Requirement: All lines below containing the string "true" are to be copied.

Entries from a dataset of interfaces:
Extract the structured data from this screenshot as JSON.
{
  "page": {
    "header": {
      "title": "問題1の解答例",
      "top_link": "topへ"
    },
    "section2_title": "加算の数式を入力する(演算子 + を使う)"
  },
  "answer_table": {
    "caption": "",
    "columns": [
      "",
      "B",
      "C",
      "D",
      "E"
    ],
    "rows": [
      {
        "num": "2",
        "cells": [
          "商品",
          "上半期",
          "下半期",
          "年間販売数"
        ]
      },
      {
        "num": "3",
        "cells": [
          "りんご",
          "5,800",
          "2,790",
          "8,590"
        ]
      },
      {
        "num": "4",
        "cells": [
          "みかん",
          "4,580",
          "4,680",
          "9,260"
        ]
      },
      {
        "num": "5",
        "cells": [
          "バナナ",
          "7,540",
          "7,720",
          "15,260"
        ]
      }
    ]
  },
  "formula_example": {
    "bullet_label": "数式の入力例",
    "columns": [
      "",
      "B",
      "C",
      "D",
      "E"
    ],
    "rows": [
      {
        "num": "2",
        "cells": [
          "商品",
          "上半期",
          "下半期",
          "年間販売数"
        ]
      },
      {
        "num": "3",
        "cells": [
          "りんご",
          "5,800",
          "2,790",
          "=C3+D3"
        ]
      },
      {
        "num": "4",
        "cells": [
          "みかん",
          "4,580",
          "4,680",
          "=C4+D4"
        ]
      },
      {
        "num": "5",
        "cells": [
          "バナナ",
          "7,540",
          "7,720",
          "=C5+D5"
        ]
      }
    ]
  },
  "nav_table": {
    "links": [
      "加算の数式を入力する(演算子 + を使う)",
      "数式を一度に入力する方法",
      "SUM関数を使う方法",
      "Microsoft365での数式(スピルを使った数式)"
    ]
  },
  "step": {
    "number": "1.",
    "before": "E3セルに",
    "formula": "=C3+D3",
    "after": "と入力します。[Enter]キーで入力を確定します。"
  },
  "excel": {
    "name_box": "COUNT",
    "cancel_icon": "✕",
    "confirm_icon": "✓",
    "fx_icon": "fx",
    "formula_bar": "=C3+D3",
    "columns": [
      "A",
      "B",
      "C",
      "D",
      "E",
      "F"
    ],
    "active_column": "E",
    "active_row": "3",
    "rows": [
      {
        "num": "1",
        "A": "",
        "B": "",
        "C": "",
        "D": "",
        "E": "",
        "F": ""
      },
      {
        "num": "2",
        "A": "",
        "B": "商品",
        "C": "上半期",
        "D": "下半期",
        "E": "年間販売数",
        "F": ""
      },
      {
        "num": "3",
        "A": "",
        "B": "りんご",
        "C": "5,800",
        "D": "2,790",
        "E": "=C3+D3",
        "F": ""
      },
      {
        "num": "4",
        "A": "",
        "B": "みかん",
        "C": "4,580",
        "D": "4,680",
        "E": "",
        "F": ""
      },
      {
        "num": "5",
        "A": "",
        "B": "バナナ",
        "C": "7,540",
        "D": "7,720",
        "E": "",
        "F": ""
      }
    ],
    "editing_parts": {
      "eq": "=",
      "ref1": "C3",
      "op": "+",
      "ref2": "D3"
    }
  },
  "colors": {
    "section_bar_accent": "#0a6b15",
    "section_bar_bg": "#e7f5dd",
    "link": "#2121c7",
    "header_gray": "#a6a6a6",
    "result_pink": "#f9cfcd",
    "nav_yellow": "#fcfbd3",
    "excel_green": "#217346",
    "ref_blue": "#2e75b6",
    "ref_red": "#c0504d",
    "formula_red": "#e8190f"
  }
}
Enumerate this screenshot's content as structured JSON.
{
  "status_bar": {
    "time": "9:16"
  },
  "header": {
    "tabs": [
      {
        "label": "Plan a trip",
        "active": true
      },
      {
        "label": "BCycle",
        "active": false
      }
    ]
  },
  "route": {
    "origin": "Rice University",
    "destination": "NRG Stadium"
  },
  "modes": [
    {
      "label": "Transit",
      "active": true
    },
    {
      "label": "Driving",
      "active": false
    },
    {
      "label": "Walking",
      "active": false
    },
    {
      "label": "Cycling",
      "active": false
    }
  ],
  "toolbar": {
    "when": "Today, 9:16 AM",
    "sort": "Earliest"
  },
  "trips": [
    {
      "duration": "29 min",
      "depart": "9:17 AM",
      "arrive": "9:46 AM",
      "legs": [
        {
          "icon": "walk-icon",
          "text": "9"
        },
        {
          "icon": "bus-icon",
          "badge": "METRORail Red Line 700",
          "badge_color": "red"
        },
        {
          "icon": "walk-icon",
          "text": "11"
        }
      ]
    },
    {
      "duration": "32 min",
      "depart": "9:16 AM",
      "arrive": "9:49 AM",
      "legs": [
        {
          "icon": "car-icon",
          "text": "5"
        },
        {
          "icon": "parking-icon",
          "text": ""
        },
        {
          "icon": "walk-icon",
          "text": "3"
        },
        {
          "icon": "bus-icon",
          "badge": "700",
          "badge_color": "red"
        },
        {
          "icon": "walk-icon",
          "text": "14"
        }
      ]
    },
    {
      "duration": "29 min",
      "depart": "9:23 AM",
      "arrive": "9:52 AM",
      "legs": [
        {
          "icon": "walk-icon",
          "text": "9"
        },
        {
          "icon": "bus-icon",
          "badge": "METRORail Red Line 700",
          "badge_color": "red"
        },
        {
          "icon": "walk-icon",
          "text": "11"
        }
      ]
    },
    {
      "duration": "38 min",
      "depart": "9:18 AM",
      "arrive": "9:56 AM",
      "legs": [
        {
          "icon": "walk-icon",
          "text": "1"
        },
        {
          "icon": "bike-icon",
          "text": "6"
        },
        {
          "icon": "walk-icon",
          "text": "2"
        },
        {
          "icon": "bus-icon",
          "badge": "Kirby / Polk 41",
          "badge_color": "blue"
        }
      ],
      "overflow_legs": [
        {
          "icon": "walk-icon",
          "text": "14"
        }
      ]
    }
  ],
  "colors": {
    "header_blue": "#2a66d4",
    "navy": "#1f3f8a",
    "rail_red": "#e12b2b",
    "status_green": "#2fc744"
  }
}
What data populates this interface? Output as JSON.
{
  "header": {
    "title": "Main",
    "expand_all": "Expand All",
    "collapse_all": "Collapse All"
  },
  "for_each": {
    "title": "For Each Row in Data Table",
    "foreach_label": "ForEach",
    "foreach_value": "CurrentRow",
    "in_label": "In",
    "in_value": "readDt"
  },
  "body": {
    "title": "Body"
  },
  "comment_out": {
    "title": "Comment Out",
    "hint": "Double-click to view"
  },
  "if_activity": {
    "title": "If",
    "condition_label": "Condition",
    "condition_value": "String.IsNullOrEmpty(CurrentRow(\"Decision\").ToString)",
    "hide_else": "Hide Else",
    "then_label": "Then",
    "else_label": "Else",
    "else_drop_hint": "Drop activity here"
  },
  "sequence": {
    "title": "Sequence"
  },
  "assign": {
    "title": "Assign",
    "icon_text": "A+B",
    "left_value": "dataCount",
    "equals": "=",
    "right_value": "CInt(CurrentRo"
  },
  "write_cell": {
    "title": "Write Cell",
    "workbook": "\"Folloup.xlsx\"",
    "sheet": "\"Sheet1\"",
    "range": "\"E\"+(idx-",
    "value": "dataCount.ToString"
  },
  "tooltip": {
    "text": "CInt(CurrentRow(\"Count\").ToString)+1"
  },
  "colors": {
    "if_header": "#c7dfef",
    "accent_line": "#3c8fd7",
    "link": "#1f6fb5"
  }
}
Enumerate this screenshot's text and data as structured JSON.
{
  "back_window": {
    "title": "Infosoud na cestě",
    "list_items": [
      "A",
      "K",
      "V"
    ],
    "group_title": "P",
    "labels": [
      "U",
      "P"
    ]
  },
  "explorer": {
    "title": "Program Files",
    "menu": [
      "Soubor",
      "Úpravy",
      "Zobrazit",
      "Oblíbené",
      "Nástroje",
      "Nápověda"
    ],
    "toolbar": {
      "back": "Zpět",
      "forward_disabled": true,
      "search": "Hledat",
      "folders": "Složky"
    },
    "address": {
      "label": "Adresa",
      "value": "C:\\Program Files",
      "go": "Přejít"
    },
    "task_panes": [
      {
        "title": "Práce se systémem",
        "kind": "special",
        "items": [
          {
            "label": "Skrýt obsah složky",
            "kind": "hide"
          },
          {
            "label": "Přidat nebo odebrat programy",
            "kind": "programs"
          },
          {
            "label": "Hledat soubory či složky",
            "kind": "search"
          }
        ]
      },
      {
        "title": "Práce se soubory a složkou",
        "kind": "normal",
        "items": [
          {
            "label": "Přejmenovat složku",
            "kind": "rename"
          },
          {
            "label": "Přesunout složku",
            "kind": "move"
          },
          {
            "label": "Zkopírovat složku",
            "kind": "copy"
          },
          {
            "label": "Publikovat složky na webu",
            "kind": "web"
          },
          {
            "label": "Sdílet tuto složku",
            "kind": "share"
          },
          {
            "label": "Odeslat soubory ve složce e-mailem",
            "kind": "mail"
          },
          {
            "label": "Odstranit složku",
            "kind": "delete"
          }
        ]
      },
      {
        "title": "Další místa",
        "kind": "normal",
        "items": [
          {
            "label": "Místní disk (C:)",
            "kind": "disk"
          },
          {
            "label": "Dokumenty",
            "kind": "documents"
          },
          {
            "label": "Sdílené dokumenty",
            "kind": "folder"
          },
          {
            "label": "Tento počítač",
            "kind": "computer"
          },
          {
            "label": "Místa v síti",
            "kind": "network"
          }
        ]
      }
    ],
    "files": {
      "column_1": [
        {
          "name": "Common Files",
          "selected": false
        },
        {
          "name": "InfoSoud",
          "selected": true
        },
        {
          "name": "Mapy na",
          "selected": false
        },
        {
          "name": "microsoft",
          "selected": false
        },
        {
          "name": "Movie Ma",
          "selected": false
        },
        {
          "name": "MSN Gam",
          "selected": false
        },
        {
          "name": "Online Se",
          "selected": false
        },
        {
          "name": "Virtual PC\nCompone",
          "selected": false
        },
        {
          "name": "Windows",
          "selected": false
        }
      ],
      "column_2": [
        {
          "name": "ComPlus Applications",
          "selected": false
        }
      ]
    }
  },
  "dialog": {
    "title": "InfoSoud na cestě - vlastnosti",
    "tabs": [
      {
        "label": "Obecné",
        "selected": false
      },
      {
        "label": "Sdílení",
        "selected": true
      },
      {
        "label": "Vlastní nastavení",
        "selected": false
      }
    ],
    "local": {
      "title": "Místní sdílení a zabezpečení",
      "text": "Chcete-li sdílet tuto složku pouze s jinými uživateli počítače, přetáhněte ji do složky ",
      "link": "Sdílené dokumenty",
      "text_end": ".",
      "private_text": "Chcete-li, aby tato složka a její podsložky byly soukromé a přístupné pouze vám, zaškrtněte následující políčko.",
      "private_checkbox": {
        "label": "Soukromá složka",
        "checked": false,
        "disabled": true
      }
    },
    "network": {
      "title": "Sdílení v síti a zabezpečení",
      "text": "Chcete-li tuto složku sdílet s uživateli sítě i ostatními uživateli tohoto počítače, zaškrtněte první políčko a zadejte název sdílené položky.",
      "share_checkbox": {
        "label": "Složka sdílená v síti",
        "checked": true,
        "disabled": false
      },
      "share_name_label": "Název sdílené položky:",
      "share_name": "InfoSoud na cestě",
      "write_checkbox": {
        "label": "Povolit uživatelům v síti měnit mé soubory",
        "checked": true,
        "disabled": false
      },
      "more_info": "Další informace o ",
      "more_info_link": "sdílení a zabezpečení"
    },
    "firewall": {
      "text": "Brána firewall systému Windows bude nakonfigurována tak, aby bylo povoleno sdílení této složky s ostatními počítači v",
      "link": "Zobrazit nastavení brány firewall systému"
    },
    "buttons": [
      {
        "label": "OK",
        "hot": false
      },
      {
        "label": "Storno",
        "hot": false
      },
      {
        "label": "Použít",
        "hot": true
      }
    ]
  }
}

Response to the exercise:
        "active": true
      "active": true
      "forward_disabled": true,
          "selected": true
        "selected": true
        "disabled": true
        "checked": true,
        "checked": true,
        "hot": true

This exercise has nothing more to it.